D. Molinuevo* — Access to early childhood education and childcare (ECEC) is important for promoting equal opportunities of children as well as for facilitating work-family balance of parents and especially labour market participation of mothers of small children.
EU countries vary a great deal in terms of how childcare is provided and how accessible services are.
Barriers to access
Access to childcare services can be made difficult by several barriers such as cost, opening hours or poor quality. The latest wave of the European Quality of Life Survey provides information about the obstacles for Europeans to use these services (see chart below).
Cost constituted a barrier for 59% of respondents, rising up to 78% in Greece, Malta and the UK. The lack of childcare services and waiting lists (availability) was seen as a barrier by 58% of service users on average across Europe, but this could be as high as 70% in Greece and France. Physical access is an issue for about 41% of the people interviewed. Lastly, the poor quality of services was mentioned as a barrier by 27%, with concerns over quality being more widespread in Romania (47%) and Greece (63%).
Disadvantaged groups and inclusive practices
In addition to these barriers, it is important to bear in mind that there are children from disadvantaged groups who experience additional difficulties when it comes to access to mainstream childcare services.
This includes children who have for example an immigrant or Roma background, who live in poor families, who have learning difficulties, or who have a disability. At the same time, these are the children that are most likely to benefit from good quality childcare.

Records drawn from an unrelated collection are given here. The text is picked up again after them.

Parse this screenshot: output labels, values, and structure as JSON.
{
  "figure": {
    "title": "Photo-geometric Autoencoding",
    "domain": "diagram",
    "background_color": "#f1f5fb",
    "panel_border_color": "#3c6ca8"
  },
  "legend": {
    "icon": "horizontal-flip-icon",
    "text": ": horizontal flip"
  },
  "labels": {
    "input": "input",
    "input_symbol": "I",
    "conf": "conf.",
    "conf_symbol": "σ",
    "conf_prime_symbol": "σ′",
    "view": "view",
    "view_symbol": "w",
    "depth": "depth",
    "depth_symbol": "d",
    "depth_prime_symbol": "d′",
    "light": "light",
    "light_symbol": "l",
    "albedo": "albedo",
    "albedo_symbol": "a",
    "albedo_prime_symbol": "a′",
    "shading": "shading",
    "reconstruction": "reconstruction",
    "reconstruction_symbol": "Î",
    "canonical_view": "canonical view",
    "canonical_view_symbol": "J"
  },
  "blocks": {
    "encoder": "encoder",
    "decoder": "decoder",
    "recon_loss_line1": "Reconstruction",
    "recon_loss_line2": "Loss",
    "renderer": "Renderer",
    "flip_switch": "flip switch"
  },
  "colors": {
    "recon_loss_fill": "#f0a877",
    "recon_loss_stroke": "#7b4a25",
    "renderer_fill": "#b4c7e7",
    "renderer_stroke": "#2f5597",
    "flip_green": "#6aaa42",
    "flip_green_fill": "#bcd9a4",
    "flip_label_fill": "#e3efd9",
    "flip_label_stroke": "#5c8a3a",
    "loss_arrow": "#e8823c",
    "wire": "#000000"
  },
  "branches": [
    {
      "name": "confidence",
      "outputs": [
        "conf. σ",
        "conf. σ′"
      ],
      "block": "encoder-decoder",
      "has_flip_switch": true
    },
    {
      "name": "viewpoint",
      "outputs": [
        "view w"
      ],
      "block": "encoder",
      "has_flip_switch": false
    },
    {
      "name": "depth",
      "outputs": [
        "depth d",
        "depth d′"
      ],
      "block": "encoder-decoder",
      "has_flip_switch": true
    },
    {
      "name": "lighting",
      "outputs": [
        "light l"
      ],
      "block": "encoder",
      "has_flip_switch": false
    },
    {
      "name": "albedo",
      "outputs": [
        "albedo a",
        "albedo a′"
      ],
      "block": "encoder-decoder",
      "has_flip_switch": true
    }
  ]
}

Some of the barriers encountered include negative attitudes from staff and/or the parents of other children, lack of appropriate teaching and learning resources, and lack of staff trained in dealing with diversity or detecting special needs early.
Eurofound has identified inclusive practices in childcare that have been successful in including children in a vulnerable situation in mainstream childcare services. This includes:
- training childcare staff or support to them provided by specialists,
- additional funding schemes, and
- establishing inclusive education plans.
The examples of good practice show that it is particularly important to build partnerships between childcare centres and social services or also NGOs, as this improves the outreach to children in a vulnerable situation. Involving local authorities is also perceived as essential in implementing the changes, as ECEC services cannot implement changes on their own and need financial and political backing. This also allows for continuous feedback and interaction between policy and practice.
*Author: D. Molinuevo works as a research officer at Eurofound (European Foundation for the Improvement of Living and Working Conditions).
This article is part of a regular series called “Evidence in focus“, which puts the spotlight on key findings from past and on-going research at DG EMPL.